Chemists and geologists have tried to convert diamond to graphite in the past. They found that upon compressing a diamond with an indenter (basically a pointy thing to poke the diamond with), the surface of the diamond in contact with the indenter changes to graphite.
If squishing a diamond isn’t your style, scientists have also found that low pressure and very high temperatures (1500 to 1900 degrees Celsius or more) will work. Add iron to the mix and it will further hasten the process (called graphitization).
However, don’t expose diamonds to high pressures if you want to convert them to graphite. Diamonds are more stable under high pressure than graphite, which is how they’re formed in the Earth’s mantle (and even on some asteroids!). However, under certain conditions, diamonds might convert to graphite even under high pressure.
How Long Do Diamonds Last?
Considering what we explained above, the diamond on your engagement ring or in the Queen’s of England’s crown will likely last forever.
However, if you’re using your diamond as a tool to cut or grind things, especially things made of iron, then you might want to pay attention.
The part of the diamond in contact with the iron (or whatever else the diamond is cutting) might get heated enough to convert into graphite. If even tiny bits of the diamond turns into graphite every time you cut something, the diamond will, eventually, completely turn into graphite.
Or, you could simply burn a diamond with as little as a magnifying glass and the sun. Two people, naturalist Giuseppe Averani and medic Cipriano Targioni of Florence, in 1694, did just that. They took quite a large magnifying glass and focused sunlight onto a diamond—only to watch the stone disappear before their eyes!
Knowing how easily manipulable a diamond is, and how little separates a precious diamond from the graphite in our pencils, should make us reevaluate what we deem valuable and treasured in this world!
References (click to expand)
- (1964, January 21). A study of the transformation of diamond to graphite. Proceedings of the Royal Society of London. Series A. Mathematical and Physical Sciences. The Royal Society.
- Gogotsi, Y. G., Kailer, A., & Nickel, K. G. (1999, October). Transformation of diamond to graphite. Nature. Springer Science and Business Media LLC.
- Diamond - Molecule of the Month. bris.ac.uk
- Occelli, F., Loubeyre, P., & LeToullec, R. (2003, February 2). Properties of diamond under hydrostatic pressures up to 140 GPa. Nature Materials. Springer Science and Business Media LLC.

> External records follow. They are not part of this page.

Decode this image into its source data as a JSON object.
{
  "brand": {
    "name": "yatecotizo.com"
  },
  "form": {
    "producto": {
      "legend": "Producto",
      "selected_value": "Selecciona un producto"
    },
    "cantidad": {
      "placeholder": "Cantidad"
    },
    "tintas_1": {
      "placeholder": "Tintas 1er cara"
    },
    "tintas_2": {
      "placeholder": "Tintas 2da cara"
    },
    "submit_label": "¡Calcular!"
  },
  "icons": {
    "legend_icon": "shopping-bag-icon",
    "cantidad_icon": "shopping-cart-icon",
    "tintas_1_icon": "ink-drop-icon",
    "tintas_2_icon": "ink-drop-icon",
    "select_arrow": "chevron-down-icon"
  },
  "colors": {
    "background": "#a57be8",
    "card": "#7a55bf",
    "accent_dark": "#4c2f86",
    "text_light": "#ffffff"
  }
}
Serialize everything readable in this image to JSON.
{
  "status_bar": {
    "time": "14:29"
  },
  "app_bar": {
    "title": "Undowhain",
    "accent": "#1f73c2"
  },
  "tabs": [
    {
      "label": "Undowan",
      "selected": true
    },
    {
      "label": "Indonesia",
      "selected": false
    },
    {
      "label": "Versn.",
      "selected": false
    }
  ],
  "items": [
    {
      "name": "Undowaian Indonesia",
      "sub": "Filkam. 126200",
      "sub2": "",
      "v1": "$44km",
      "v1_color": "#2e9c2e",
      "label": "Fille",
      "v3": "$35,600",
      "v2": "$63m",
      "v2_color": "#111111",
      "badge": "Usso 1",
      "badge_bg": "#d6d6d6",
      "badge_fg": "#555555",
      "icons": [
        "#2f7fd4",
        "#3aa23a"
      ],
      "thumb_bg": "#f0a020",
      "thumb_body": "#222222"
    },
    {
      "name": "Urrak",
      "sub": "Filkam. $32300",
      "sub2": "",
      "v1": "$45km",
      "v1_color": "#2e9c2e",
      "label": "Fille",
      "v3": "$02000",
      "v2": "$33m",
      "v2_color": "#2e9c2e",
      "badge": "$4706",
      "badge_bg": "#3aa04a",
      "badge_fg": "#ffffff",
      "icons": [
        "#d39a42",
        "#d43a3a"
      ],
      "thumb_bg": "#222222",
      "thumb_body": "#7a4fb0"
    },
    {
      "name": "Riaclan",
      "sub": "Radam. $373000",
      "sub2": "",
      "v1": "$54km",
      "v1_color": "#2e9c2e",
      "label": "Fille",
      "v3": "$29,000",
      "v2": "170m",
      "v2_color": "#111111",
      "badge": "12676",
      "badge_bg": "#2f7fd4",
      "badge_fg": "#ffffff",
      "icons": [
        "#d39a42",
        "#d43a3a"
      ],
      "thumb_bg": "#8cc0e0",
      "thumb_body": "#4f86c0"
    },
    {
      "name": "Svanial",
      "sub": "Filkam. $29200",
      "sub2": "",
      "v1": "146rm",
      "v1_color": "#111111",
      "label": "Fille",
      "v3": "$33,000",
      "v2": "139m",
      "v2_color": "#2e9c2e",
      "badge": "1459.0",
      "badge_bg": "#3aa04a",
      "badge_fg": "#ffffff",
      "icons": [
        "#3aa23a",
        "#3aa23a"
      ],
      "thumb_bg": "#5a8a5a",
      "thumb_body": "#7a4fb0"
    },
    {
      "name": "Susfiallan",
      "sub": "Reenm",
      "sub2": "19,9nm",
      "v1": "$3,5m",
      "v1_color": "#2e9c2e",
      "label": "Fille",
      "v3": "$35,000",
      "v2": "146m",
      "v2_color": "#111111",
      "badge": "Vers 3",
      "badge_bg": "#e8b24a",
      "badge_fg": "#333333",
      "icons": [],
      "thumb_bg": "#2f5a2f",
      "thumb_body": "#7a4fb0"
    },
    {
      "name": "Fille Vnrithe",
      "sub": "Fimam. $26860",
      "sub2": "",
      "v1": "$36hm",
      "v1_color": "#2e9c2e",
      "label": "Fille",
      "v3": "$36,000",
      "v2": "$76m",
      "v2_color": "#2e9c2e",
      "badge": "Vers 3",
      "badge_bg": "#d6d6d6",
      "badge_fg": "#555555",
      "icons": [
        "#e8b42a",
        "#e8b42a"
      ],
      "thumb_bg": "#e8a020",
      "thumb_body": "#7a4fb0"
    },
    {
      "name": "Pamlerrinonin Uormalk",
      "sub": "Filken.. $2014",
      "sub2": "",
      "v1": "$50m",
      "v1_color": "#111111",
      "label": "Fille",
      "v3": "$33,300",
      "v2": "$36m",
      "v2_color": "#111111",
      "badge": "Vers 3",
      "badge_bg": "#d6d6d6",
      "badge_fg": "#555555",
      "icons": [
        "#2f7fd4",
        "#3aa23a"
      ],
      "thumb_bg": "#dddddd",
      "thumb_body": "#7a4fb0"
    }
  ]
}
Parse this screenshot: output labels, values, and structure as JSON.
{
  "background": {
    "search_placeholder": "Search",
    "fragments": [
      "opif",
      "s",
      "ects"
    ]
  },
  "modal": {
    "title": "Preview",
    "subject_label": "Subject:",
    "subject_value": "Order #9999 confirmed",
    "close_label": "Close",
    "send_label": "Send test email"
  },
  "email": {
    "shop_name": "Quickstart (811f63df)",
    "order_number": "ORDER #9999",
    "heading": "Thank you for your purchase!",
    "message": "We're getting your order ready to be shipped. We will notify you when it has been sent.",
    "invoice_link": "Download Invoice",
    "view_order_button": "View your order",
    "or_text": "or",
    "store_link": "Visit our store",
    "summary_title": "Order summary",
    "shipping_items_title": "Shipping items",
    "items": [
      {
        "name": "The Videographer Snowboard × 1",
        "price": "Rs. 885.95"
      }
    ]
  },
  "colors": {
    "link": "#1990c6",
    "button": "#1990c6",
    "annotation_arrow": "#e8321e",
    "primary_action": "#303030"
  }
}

- Narulkar, R., Bukkapatnam, S., Raff, L. M., & Komanduri, R. (2009, April). Graphitization as a precursor to wear of diamond in machining pure iron: A molecular dynamics investigation. Computational Materials Science. Elsevier BV.